This week at the movies, we’ve got a dog and his boy (Mr. Peabody & Sherman, with voice performances by Ty Burrell and Stephen Colbert) and some raging Spartans (300: Rise of an Empire, starring Sullivan Stapleton and Eva Green). What do the critics have to say?
It’s never easy to stretch a series of shorts to feature-film length, especially when the source material is largely unfamiliar to its intended audience. Fortunately, critics say Mr. Peabody & Sherman is a mostly successful big screen adaptation, with enough cleverness and goofy action to please kids and their parents. Canine genius Mr. Peabody (voiced by Ty Burrell) and his adopted charge Sherman (Max Charles) use the WABAC machine to travel back in time and ensure that history’s greatest moments happen as they should. However, when Sherman takes the machine for a joyride to impress a classmate, it’s up to his doggie guardian to rescue him. The critics say Mr. Peabody & Sherman sometimes strains to maintain the inspired lunacy of the original cartoons, but most of the time, it’s bright, funny, exciting, and heartfelt. (Check out this week’s Total Recall, in which we run down some memorable time travel movies, as well as our interviews with the cast.)
If you’re in the mood stylized bloodshed, you’re in luck: 300: Rise of an Empire is chock full of beheadings, hacked-off limbs, and gallons of blood. But critics say beyond its admittedly impressive visuals, the film is short on the heroic bombast of its predecessor. This time out, it’s a band of plucky seafaring Greeks, lead by Themistokles (Sullivan Stapleton) against the mighty Persian navy, headed by Artemisia (Eva Green); as we eventually learn through a series of flashbacks, this fight is partially driven by personal animosity.

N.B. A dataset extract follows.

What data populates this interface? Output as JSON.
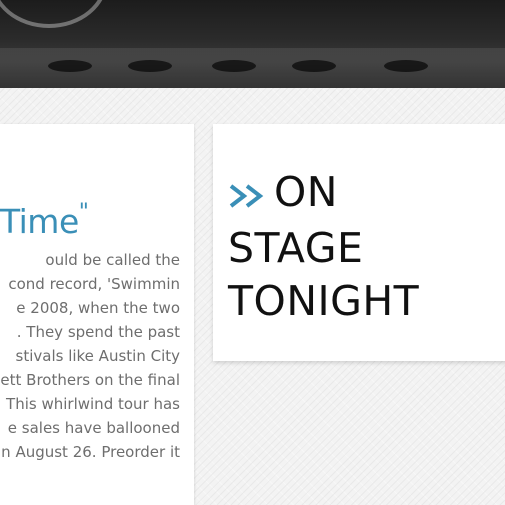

The pundits say Green is fantastic as a bellicose she-devil, but little resonates in 300: Rise of an Empire beyond the lovingly rendered killings and decapitations. (Check out this week’s 24 Frames for a gallery of big stars in togas.)
Miele, a drama about a woman who secretly helps people with terminal illnesses to die on their own terms, is at 100 percent.
Particle Fever, a documentary about the physicists working to find the Higgs boson particle, is at 92 percent.
In Fear, a thriller about a couple that gets lost en route to a would-be romantic getaway, is at 90 percent.
Journey To The West, Stephen Chow‘s adaptation of the classic Chinese novel about a Buddhist monk’s epic excursion from China to India, is at 90 percent.
Wes Anderson‘s The Grand Budapest Hotel, starring Ralph Fiennes and Saoirse Ronan in a period comedy about the adventures of a concierge and the oddball inhabitants of an ornate hotel, is Certified Fresh at 86 percent.
Grand Piano, starring Elijah Wood and John Cusack in a thriller about a concert pianist who must deliver a flawless performance to stave off a sniper, is at 82 percent.
Bethlehem, a drama about the tense relationship between an Israeli Secret Service officer and a Palestinian informant, is at 65 percent.
The Face of Love, starring Annette Bening and Ed Harris in a drama about a widow who meets a man who’s the spitting image of her dead husband, is at 53 percent.
Haunt, a horror film about a family that moves into an old house and stirs a malevolent curse, is at 20 percent.